*** Block opens ***

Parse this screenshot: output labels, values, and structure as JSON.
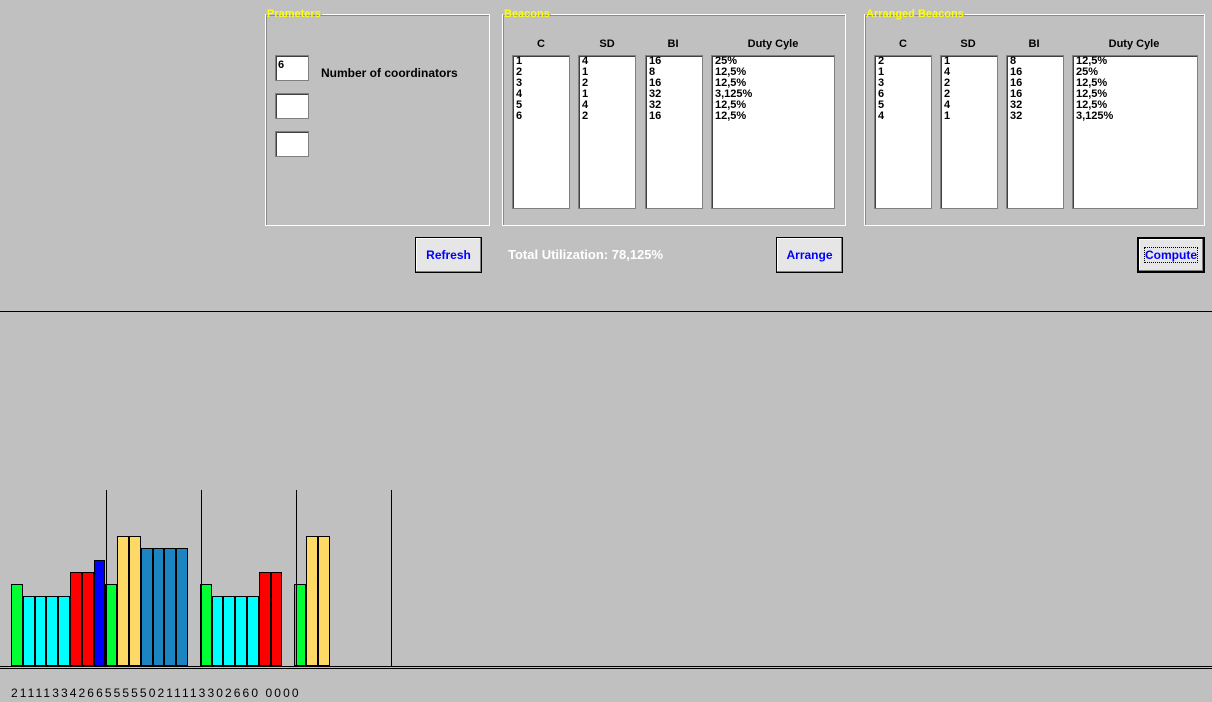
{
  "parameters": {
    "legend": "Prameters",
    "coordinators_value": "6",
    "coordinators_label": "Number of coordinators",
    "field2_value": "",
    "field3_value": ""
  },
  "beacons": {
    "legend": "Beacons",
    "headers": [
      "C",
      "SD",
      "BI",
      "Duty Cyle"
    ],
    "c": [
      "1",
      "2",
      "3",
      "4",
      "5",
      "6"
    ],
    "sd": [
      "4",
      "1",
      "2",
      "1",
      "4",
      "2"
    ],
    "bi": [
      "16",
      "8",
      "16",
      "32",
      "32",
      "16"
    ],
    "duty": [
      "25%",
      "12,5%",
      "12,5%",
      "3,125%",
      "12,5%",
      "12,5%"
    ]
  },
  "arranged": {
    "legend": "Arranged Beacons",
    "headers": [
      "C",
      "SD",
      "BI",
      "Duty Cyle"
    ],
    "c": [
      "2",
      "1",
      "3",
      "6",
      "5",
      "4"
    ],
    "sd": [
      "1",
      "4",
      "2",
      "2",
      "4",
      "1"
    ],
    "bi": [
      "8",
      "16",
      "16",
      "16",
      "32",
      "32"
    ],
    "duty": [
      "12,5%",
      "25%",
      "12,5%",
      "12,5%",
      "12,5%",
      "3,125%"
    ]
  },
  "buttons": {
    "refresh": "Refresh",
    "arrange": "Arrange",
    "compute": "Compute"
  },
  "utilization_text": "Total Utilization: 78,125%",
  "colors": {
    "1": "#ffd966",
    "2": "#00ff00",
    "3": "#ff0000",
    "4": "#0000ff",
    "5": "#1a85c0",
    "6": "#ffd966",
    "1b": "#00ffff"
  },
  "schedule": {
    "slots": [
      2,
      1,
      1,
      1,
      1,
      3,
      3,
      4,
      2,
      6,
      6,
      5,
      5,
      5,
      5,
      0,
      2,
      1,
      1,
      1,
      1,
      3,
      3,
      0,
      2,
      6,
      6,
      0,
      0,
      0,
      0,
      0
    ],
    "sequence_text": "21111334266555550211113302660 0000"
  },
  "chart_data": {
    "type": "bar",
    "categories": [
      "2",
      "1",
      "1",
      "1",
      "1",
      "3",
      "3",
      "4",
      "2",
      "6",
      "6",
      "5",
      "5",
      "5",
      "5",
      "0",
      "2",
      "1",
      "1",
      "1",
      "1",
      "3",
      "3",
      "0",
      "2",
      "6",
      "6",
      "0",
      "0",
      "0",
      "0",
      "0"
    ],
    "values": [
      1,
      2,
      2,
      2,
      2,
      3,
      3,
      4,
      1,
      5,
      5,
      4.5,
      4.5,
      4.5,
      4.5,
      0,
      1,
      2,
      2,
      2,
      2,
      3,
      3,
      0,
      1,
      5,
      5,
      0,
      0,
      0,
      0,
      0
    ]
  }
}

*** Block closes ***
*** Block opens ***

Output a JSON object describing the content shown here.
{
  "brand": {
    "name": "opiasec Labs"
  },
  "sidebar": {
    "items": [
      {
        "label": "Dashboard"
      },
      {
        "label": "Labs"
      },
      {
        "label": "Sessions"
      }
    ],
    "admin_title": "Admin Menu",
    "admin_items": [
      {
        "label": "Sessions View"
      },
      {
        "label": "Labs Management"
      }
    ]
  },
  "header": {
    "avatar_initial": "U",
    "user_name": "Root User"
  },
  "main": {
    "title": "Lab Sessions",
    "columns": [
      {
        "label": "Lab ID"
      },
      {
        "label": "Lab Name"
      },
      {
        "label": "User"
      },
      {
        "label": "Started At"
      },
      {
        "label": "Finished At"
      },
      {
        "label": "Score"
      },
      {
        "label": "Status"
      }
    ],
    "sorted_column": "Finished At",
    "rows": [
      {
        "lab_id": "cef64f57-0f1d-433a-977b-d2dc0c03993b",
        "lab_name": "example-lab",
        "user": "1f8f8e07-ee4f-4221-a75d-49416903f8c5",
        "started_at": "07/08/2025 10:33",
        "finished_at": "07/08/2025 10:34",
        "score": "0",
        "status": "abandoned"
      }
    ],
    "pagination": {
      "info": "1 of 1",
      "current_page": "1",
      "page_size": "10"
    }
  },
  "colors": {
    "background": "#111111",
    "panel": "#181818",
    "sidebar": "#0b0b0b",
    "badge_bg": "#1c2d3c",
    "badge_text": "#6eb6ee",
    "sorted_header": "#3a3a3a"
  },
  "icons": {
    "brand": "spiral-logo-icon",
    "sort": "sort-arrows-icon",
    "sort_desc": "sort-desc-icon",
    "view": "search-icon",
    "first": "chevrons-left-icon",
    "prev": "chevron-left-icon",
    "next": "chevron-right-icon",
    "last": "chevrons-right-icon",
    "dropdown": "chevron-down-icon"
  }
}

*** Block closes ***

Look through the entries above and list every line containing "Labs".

» **EXERCISE RESULT**
    "name": "opiasec Labs"
        "label": "Labs"
        "label": "Labs Management"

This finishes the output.